Champaign, also in Illinois, was known for an independent scene that would give way to groups like Hum, Braid and Poster Children.

The American Northwest saw the creation of acts such as Karp, Lync and Unwound, all hailing from the Olympia, Washington area. The latter's music has been considered by critic John Bush as a combination of "the noise of Sonic Youth's more raucous passages" with a "rare energetic flair which rivals even that of Fugazi".

Texas saw the formation of groups such as The Jesus Lizard (later to be based in Chicago) and ...And You Will Know Us by the Trail of Dead in Austin, and At the Drive-In from El Paso. This last band was known for their energy in both performances and music, and for their "driving melodic Punk riffs, meshed together with quieter interlocking note-picking".
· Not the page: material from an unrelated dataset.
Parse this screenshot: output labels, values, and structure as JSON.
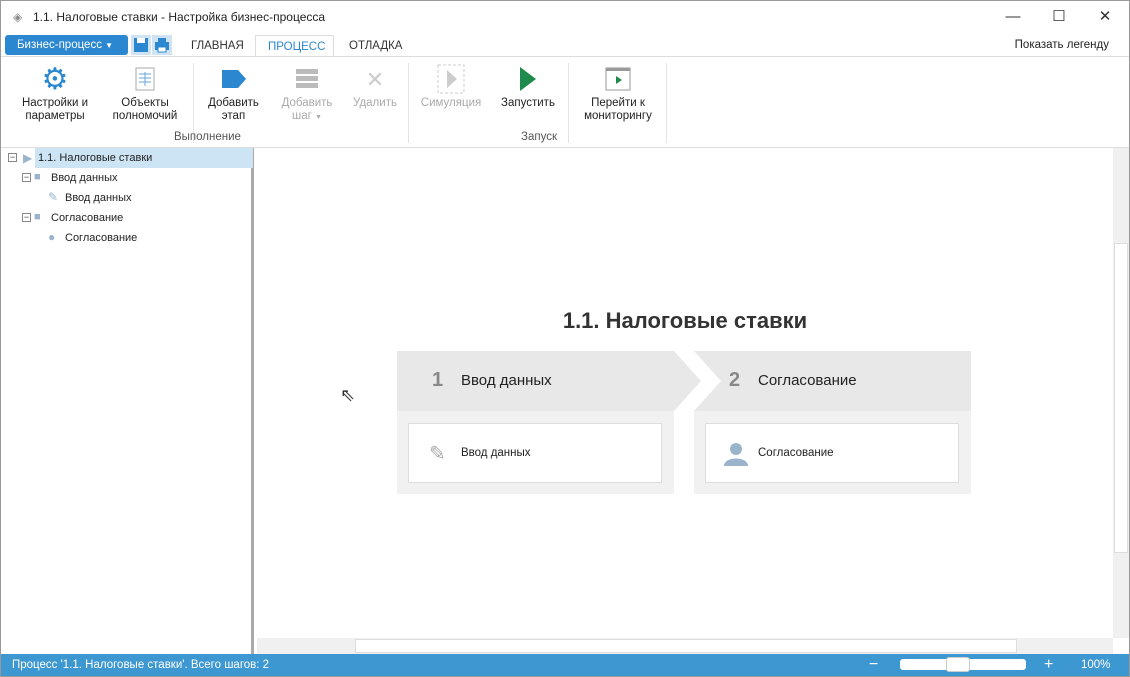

The genre also saw representation outside of the United States in Refused who emerged from the Umeå, Sweden music scene. The band, which made itself known earlier in their career for its "massive Hardcore sound", released in 1998 The Shape of Punk to Come, an album that saw the group take inspiration from The Nation of Ulysses while incorporating elements such as "Ambient textures, Jazz breakdowns", metal and electronica to their Hardcore sound.

Some Bands

Sonic Youth

Sleeping with Sirens

Hoover

Fugazi

Fall Out Boy

Bring Me The Horizon

Of Mice & Men

Pierce the Veil

A Day to Remember

Asking Alexandria

We Came as Romans

Rites of Spring

The Devil Wears Prada

Alesana

The Nation of Ulysses

My Chemical Romance

Blessthefall

Thrice

Brand New

At the Drive‐In

Thursday

Silverstein

Letlive

Underoath

Alexisonfire